Exercise aim: Read the lines below and count those that have the word "JSON". Respond with the number only.

*** Listed entries

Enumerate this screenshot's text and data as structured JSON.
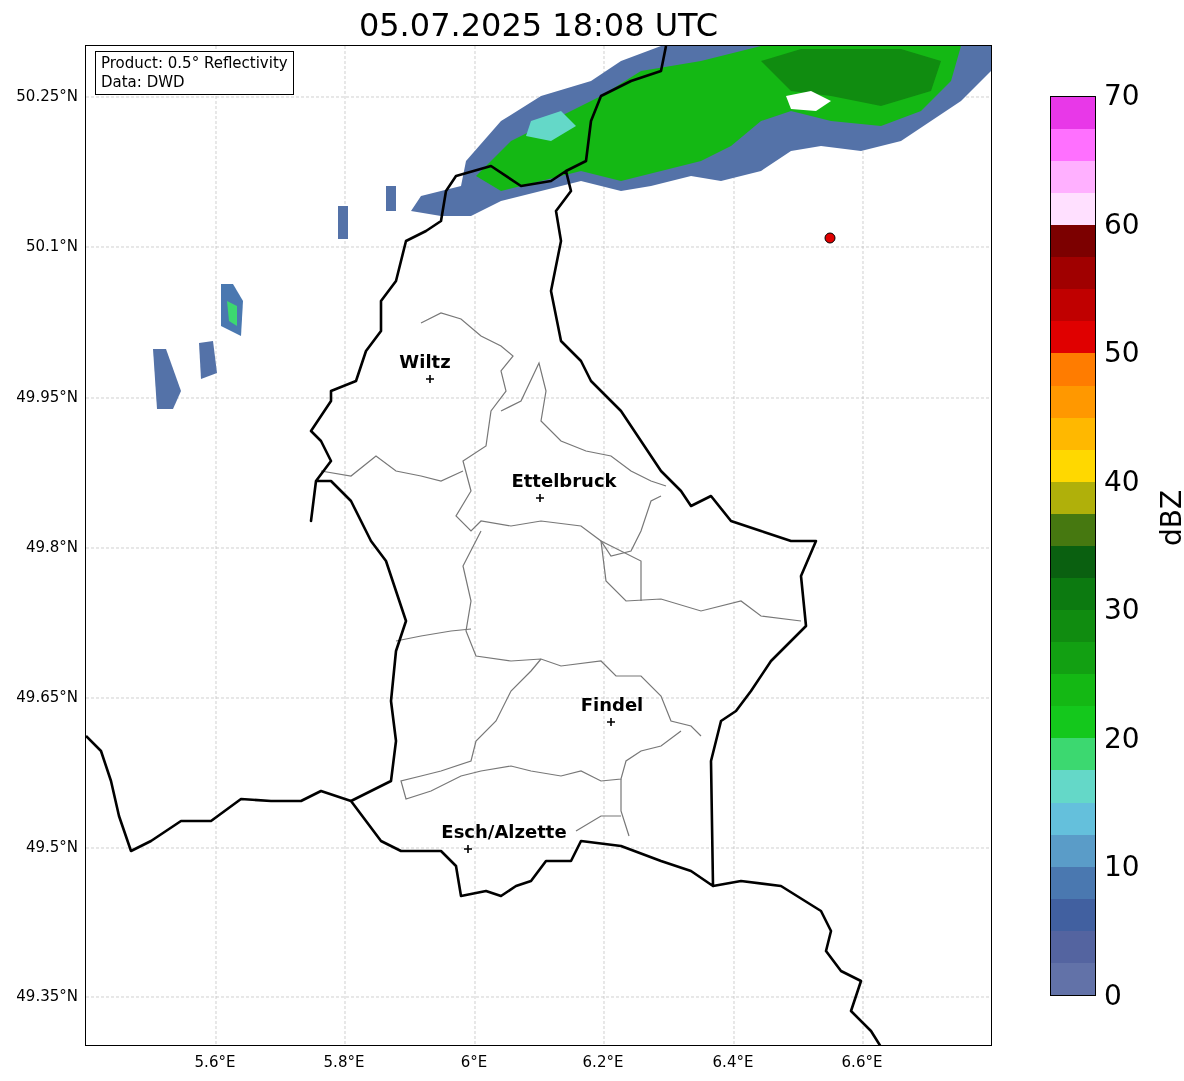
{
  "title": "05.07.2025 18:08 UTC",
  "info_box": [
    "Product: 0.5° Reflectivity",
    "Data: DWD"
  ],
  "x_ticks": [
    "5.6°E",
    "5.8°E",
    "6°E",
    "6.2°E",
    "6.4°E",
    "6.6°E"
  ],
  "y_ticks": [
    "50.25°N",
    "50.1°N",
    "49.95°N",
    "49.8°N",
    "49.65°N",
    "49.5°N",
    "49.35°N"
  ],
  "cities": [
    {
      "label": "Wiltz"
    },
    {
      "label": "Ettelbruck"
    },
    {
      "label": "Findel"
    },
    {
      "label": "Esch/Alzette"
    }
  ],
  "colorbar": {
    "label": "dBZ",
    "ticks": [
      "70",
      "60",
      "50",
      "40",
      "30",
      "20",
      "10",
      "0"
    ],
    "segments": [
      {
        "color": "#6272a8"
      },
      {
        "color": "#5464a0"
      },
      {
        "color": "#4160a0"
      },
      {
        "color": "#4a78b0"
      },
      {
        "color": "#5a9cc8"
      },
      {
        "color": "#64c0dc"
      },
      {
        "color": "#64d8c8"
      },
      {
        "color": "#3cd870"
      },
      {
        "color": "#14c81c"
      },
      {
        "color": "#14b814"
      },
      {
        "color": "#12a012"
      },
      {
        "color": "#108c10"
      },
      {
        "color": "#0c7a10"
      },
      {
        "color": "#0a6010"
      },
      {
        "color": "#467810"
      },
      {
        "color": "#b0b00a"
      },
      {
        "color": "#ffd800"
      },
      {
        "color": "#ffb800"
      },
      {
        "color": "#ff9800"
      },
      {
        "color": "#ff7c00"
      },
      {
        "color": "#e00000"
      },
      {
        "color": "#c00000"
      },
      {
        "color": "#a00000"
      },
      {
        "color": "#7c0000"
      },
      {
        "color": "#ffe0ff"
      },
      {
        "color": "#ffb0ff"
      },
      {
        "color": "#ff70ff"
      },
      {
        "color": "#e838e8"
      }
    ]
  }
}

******
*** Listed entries

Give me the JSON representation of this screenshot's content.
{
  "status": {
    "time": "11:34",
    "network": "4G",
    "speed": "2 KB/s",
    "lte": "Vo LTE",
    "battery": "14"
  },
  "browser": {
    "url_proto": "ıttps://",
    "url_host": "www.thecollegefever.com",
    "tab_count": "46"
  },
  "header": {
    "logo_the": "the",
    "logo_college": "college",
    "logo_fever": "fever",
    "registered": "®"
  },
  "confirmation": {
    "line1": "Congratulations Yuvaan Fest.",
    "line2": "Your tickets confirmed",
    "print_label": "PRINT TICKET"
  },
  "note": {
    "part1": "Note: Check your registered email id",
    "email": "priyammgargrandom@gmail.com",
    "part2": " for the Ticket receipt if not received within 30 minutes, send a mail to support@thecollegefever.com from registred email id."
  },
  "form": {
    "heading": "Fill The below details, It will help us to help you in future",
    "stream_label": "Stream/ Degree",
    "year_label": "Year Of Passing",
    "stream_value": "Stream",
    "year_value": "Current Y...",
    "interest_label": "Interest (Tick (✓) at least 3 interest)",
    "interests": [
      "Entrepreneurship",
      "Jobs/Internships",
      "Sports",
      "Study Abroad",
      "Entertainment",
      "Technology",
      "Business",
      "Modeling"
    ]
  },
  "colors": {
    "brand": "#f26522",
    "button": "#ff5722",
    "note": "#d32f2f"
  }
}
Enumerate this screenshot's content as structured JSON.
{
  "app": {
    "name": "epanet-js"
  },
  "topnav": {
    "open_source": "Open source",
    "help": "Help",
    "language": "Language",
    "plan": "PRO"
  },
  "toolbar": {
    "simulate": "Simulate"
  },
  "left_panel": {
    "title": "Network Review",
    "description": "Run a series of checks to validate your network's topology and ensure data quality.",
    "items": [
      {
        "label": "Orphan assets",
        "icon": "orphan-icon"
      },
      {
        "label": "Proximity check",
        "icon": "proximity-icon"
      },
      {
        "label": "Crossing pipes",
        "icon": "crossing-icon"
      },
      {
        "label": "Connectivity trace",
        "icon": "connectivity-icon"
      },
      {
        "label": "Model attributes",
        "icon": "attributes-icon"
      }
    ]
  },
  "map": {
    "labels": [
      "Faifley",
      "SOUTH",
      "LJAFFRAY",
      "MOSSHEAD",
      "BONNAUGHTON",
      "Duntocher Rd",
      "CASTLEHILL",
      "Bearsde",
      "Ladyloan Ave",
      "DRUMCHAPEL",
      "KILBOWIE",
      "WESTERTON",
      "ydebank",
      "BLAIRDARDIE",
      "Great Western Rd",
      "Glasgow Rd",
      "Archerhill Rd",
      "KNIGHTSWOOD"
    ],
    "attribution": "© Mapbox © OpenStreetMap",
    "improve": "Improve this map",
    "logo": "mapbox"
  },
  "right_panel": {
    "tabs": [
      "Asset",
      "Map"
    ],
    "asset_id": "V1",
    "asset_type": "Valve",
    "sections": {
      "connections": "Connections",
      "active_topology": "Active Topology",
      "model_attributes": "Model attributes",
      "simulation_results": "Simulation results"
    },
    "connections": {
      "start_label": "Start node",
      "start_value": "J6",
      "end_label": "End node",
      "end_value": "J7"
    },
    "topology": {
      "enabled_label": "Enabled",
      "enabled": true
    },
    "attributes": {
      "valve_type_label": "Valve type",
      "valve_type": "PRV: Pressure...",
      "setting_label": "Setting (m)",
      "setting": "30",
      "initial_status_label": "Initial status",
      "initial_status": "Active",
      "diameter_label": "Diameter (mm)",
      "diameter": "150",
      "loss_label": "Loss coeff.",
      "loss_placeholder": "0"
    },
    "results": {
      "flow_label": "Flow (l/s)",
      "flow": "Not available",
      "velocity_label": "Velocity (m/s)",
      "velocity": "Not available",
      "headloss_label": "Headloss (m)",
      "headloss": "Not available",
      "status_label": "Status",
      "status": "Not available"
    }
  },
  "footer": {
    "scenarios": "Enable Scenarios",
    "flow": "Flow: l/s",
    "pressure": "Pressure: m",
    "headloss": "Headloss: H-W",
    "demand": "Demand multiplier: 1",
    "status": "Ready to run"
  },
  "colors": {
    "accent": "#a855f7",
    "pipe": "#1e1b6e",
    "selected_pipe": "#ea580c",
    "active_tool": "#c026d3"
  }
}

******
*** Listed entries

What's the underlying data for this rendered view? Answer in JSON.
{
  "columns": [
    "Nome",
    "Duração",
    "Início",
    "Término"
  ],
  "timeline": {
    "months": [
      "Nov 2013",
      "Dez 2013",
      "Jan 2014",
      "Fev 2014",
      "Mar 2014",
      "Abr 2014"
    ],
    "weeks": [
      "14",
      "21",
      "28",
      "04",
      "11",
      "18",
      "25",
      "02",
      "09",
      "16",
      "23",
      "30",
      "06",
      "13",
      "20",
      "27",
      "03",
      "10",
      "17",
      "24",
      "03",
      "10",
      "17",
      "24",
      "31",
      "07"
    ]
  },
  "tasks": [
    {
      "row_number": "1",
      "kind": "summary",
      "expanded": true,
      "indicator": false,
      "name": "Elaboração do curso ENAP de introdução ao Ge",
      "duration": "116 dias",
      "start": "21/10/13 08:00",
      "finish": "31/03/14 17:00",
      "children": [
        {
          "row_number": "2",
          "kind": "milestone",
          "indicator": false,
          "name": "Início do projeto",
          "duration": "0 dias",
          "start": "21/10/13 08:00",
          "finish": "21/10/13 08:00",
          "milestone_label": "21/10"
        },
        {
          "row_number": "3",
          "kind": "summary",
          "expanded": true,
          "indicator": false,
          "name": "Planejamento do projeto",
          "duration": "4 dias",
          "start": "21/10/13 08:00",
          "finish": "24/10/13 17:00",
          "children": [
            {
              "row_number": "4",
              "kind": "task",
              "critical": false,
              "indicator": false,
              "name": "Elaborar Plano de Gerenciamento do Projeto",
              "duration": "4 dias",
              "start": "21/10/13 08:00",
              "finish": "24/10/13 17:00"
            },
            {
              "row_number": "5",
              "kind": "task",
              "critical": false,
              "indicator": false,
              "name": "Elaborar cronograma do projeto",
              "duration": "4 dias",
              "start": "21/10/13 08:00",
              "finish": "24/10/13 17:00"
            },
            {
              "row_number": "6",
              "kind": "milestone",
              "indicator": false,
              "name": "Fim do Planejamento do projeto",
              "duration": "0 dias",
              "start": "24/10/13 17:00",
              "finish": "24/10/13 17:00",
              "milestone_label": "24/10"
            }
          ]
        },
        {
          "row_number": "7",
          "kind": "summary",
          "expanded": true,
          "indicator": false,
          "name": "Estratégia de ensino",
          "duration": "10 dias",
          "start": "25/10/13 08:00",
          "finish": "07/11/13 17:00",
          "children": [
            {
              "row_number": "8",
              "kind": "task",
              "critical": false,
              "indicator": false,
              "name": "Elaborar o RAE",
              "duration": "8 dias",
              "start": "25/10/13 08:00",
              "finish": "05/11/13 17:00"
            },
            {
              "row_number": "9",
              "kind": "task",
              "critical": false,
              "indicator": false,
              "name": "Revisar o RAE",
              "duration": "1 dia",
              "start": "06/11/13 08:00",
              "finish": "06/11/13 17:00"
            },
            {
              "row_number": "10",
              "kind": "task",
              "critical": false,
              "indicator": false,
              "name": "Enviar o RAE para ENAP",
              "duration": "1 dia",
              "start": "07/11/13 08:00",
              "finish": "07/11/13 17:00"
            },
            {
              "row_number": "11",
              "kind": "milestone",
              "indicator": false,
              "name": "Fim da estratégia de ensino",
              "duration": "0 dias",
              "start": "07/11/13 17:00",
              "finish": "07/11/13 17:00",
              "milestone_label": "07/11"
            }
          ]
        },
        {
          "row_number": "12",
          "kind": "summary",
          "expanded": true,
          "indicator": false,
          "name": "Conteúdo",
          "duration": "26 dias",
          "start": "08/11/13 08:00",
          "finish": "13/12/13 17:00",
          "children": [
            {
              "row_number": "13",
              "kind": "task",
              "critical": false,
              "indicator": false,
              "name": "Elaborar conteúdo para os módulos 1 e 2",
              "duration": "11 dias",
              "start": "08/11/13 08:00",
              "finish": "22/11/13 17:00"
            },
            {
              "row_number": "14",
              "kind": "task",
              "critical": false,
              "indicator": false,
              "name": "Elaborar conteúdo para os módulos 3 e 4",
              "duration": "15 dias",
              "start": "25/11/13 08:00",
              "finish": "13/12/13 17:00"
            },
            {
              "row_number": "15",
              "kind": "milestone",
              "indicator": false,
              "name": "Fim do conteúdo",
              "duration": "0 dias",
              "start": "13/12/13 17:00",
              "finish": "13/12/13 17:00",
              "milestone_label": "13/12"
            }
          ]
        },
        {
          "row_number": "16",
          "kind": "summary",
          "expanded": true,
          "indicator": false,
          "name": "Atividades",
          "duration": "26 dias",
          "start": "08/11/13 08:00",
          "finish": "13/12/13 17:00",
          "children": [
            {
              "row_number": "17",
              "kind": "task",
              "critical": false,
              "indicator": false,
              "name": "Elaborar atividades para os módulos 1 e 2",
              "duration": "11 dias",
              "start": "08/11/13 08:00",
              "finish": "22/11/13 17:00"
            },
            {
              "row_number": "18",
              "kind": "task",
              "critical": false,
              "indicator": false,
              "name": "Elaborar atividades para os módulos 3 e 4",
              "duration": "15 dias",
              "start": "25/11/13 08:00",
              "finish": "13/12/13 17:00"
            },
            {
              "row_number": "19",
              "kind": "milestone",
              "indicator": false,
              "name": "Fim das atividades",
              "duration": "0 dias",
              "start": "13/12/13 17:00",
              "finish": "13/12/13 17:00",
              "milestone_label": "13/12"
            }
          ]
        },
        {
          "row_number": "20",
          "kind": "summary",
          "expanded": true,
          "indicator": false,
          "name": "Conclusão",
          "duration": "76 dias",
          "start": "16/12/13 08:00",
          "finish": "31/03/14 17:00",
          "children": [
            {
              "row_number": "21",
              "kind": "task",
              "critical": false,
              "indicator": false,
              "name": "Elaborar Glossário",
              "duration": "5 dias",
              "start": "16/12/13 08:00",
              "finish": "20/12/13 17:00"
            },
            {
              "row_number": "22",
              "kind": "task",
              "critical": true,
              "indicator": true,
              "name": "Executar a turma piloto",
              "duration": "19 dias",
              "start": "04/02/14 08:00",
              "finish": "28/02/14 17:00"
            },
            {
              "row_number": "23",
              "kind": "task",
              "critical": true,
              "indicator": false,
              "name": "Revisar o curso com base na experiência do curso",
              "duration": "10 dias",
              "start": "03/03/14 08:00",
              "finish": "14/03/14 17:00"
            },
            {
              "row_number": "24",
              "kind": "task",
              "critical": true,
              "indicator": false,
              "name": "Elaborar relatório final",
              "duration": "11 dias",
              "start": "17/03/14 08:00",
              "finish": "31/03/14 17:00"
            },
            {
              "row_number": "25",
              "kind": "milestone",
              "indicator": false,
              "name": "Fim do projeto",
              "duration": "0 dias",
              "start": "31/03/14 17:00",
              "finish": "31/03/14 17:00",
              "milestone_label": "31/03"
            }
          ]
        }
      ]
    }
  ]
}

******

Solution for this problem: 4